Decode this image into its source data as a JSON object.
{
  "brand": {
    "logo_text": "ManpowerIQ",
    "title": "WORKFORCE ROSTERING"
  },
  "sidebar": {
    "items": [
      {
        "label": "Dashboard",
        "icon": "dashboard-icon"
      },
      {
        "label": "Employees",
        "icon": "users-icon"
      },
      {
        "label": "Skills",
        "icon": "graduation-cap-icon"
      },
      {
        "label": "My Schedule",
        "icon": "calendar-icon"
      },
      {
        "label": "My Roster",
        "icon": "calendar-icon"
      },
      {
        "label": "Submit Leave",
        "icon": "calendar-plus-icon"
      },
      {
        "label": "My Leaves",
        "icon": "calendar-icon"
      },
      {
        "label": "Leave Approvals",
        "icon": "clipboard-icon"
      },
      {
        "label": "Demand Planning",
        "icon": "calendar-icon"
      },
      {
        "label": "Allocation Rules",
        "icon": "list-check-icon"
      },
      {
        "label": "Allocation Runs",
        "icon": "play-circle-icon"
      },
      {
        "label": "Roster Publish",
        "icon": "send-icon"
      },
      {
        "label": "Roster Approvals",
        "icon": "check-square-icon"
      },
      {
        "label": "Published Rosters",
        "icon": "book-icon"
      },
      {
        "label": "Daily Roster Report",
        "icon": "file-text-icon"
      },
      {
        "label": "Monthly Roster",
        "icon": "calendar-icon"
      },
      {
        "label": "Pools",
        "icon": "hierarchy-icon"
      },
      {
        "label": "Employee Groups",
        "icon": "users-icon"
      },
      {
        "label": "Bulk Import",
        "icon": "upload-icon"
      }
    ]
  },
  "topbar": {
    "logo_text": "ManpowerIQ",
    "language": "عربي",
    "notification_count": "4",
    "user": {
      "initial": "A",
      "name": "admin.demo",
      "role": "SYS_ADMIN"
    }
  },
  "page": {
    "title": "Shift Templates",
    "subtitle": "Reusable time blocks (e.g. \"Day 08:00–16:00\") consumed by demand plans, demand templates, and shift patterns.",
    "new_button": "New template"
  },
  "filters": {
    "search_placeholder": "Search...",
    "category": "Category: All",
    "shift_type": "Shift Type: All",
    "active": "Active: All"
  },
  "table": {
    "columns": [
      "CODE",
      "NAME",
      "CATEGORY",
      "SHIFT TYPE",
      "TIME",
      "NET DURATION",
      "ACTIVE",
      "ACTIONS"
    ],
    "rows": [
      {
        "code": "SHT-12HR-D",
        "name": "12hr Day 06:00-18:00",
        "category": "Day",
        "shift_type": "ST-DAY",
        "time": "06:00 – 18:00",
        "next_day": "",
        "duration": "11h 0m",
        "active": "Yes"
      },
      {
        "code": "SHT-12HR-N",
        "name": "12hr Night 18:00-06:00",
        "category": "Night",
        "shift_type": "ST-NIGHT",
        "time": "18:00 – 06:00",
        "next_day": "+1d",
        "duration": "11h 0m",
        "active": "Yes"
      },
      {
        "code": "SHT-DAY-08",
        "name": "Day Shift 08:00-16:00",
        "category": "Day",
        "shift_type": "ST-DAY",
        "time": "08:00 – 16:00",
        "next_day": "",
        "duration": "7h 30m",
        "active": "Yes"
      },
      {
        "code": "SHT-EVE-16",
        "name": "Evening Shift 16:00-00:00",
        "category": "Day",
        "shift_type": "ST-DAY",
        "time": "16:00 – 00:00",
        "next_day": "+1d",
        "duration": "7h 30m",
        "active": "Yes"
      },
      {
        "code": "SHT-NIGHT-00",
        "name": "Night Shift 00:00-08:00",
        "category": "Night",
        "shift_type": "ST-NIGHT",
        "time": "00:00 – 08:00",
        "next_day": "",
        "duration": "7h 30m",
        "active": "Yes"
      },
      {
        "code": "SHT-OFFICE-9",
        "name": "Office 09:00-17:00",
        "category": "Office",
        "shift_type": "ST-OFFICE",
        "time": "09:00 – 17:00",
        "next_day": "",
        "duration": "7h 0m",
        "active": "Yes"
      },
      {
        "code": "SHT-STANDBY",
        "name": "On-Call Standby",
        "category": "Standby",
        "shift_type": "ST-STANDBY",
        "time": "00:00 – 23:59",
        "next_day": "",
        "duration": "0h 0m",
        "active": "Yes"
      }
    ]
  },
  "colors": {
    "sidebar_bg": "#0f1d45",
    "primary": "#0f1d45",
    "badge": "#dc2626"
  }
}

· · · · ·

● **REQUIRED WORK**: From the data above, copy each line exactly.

● **YOUR RESPONSE**:
Decode this image into its source data as a JSON object.
{
  "brand": {
    "logo_text": "ManpowerIQ",
    "title": "WORKFORCE ROSTERING"
  },
  "sidebar": {
    "items": [
      {
        "label": "Dashboard",
        "icon": "dashboard-icon"
      },
      {
        "label": "Employees",
        "icon": "users-icon"
      },
      {
        "label": "Skills",
        "icon": "graduation-cap-icon"
      },
      {
        "label": "My Schedule",
        "icon": "calendar-icon"
      },
      {
        "label": "My Roster",
        "icon": "calendar-icon"
      },
      {
        "label": "Submit Leave",
        "icon": "calendar-plus-icon"
      },
      {
        "label": "My Leaves",
        "icon": "calendar-icon"
      },
      {
        "label": "Leave Approvals",
        "icon": "clipboard-icon"
      },
      {
        "label": "Demand Planning",
        "icon": "calendar-icon"
      },
      {
        "label": "Allocation Rules",
        "icon": "list-check-icon"
      },
      {
        "label": "Allocation Runs",
        "icon": "play-circle-icon"
      },
      {
        "label": "Roster Publish",
        "icon": "send-icon"
      },
      {
        "label": "Roster Approvals",
        "icon": "check-square-icon"
      },
      {
        "label": "Published Rosters",
        "icon": "book-icon"
      },
      {
        "label": "Daily Roster Report",
        "icon": "file-text-icon"
      },
      {
        "label": "Monthly Roster",
        "icon": "calendar-icon"
      },
      {
        "label": "Pools",
        "icon": "hierarchy-icon"
      },
      {
        "label": "Employee Groups",
        "icon": "users-icon"
      },
      {
        "label": "Bulk Import",
        "icon": "upload-icon"
      }
    ]
  },
  "topbar": {
    "logo_text": "ManpowerIQ",
    "language": "عربي",
    "notification_count": "4",
    "user": {
      "initial": "A",
      "name": "admin.demo",
      "role": "SYS_ADMIN"
    }
  },
  "page": {
    "title": "Shift Templates",
    "subtitle": "Reusable time blocks (e.g. \"Day 08:00–16:00\") consumed by demand plans, demand templates, and shift patterns.",
    "new_button": "New template"
  },
  "filters": {
    "search_placeholder": "Search...",
    "category": "Category: All",
    "shift_type": "Shift Type: All",
    "active": "Active: All"
  },
  "table": {
    "columns": [
      "CODE",
      "NAME",
      "CATEGORY",
      "SHIFT TYPE",
      "TIME",
      "NET DURATION",
      "ACTIVE",
      "ACTIONS"
    ],
    "rows": [
      {
        "code": "SHT-12HR-D",
        "name": "12hr Day 06:00-18:00",
        "category": "Day",
        "shift_type": "ST-DAY",
        "time": "06:00 – 18:00",
        "next_day": "",
        "duration": "11h 0m",
        "active": "Yes"
      },
      {
        "code": "SHT-12HR-N",
        "name": "12hr Night 18:00-06:00",
        "category": "Night",
        "shift_type": "ST-NIGHT",
        "time": "18:00 – 06:00",
        "next_day": "+1d",
        "duration": "11h 0m",
        "active": "Yes"
      },
      {
        "code": "SHT-DAY-08",
        "name": "Day Shift 08:00-16:00",
        "category": "Day",
        "shift_type": "ST-DAY",
        "time": "08:00 – 16:00",
        "next_day": "",
        "duration": "7h 30m",
        "active": "Yes"
      },
      {
        "code": "SHT-EVE-16",
        "name": "Evening Shift 16:00-00:00",
        "category": "Day",
        "shift_type": "ST-DAY",
        "time": "16:00 – 00:00",
        "next_day": "+1d",
        "duration": "7h 30m",
        "active": "Yes"
      },
      {
        "code": "SHT-NIGHT-00",
        "name": "Night Shift 00:00-08:00",
        "category": "Night",
        "shift_type": "ST-NIGHT",
        "time": "00:00 – 08:00",
        "next_day": "",
        "duration": "7h 30m",
        "active": "Yes"
      },
      {
        "code": "SHT-OFFICE-9",
        "name": "Office 09:00-17:00",
        "category": "Office",
        "shift_type": "ST-OFFICE",
        "time": "09:00 – 17:00",
        "next_day": "",
        "duration": "7h 0m",
        "active": "Yes"
      },
      {
        "code": "SHT-STANDBY",
        "name": "On-Call Standby",
        "category": "Standby",
        "shift_type": "ST-STANDBY",
        "time": "00:00 – 23:59",
        "next_day": "",
        "duration": "0h 0m",
        "active": "Yes"
      }
    ]
  },
  "colors": {
    "sidebar_bg": "#0f1d45",
    "primary": "#0f1d45",
    "badge": "#dc2626"
  }
}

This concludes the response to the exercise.